Single center, retrospective chart review of 60 patients with fetal or infant SVT prescribed TTM for at least 30 days, January 2010-September 2016. Patients were excluded if initial SVT was not documented, was perioperative, was atrial flutter/fibrillation, or chaotic atrial tachycardia. Categorical variables expressed as mean ± SD. Mann-Whitney, Spearman correlation, and Fisher exact tests were used for continuous and categorical variables respectively.Results
Sixty patients were included. There were 2688 TTM transmissions received from 55 of 60 patients over 61.1 ± 66.7 days (0.73 ± 0.65 TTM/patient/days). Routine asymptomatic TTM transmissions revealed actionable findings in 5 of 2801 TTM transmissions sent by 5 patients (8.3%). No patient presented in shock or died. Forty-five of 2688 TTM transmissions were sent for parental concerns/symptoms in 16 patients (25.8%) with findings of normal sinus rhythm in 37 of 45 TTM transmissions and SVT in 8 of 45 TTM transmissions.
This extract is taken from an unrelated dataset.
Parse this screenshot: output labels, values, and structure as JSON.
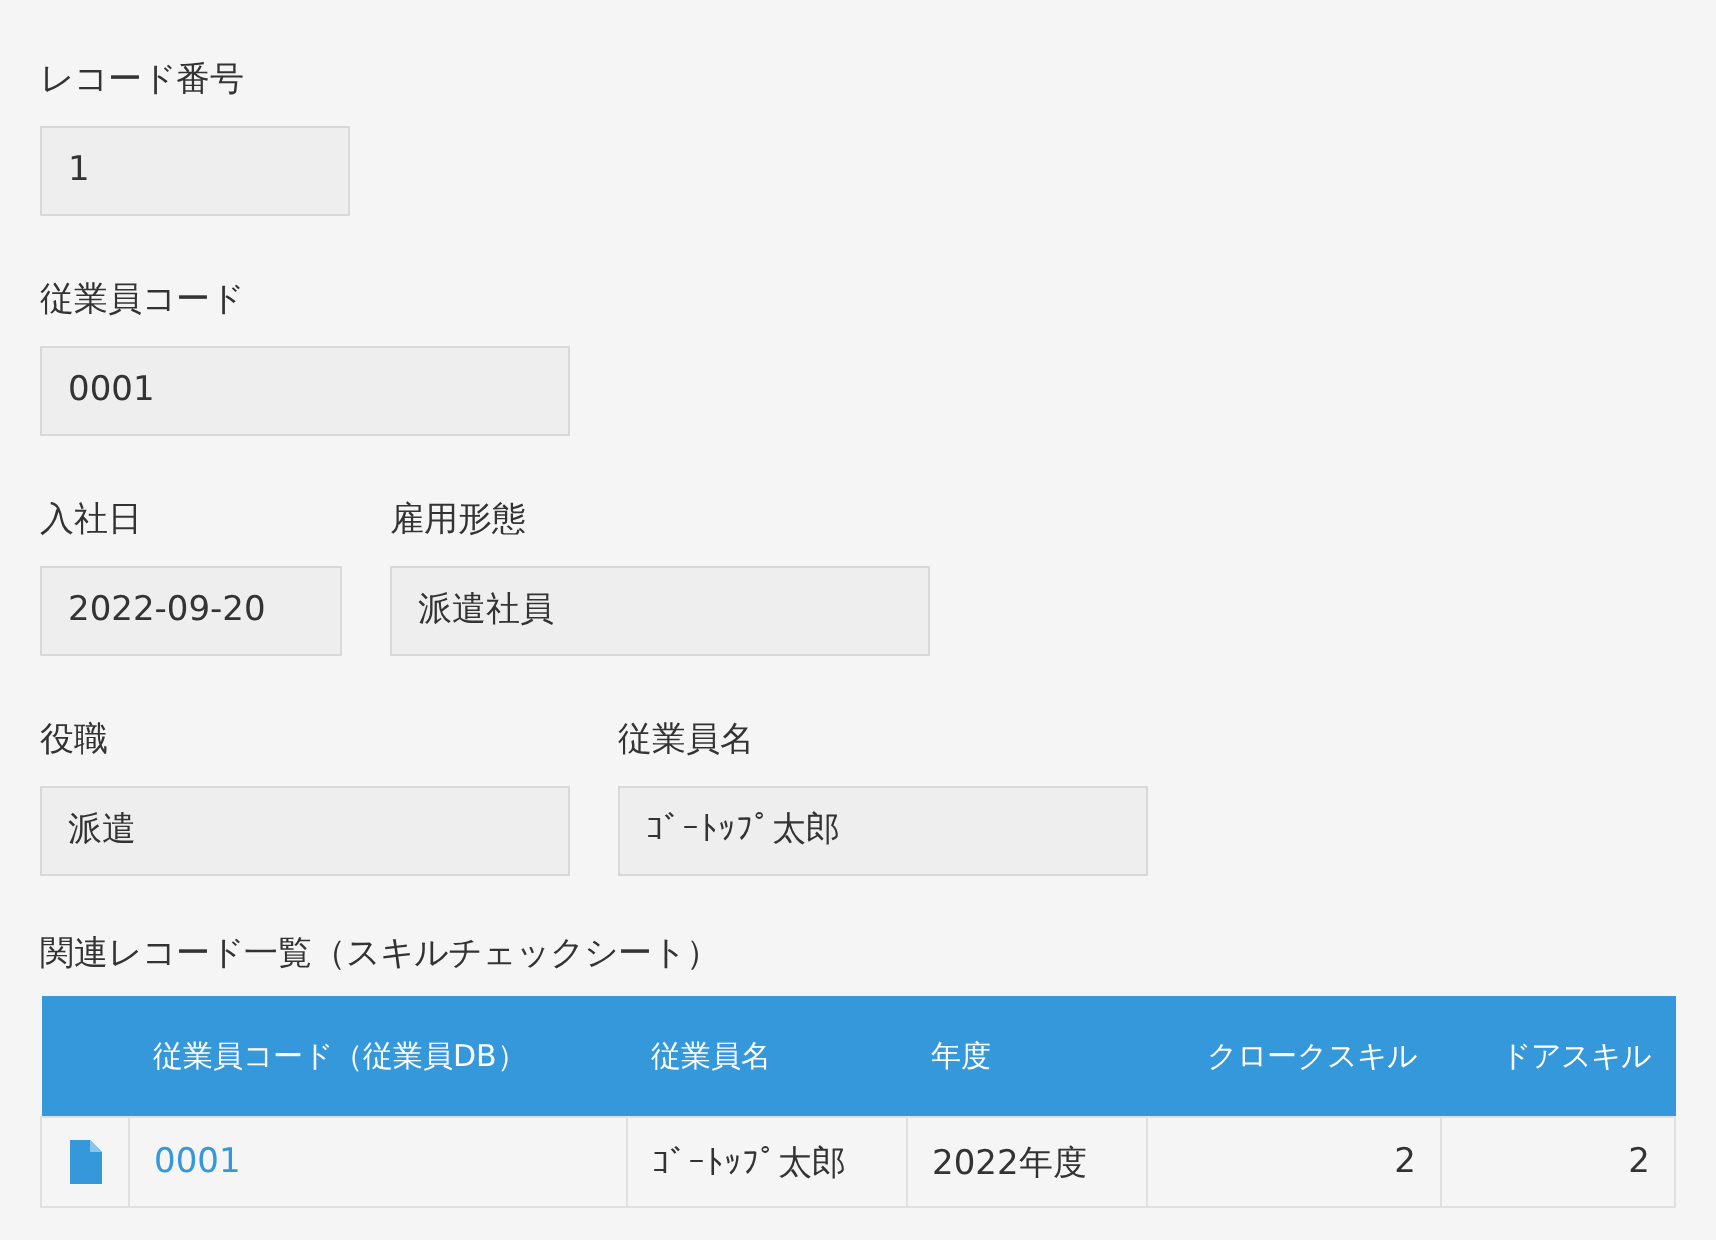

Symptomatic actionable findings were more likely sent by patients discharged on class I or III antiarrhythmics (95% CI = 11.5%-68.3%, P = .004) and patients with prolonged initial hospitalizations (95% CI = 6.98%-59.7%, P = .01). Flecainide was discontinued in 1 patient after widened QRS was noted on routine TTM.Conclusions
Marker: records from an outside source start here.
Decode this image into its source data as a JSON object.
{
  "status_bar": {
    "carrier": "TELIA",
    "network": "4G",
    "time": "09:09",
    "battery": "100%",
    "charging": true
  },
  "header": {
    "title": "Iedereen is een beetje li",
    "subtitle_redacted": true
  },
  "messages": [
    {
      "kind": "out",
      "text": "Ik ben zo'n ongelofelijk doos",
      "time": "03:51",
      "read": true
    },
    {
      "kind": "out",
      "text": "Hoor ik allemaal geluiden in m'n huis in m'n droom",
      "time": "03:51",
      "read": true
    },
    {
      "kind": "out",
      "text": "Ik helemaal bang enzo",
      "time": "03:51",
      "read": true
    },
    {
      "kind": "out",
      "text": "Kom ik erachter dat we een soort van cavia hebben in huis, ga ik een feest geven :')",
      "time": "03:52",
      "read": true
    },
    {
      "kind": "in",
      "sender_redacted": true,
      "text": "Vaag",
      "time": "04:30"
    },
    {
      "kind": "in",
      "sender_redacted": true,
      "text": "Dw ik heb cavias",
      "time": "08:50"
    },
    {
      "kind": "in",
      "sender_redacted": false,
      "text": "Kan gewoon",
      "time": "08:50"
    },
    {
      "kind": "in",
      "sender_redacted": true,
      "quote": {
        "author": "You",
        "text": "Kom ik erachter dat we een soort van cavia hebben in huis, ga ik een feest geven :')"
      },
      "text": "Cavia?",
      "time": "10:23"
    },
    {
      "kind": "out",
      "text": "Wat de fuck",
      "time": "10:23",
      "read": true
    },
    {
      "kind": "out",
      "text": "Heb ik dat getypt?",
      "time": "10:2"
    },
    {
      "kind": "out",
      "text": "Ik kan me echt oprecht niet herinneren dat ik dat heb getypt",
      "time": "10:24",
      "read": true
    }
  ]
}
TTM accurately diagnose asymptomatic recurrent SVT in neonates and infants before they develop signs of congestive heart failure or shock and is helpful for recurrent SVT management.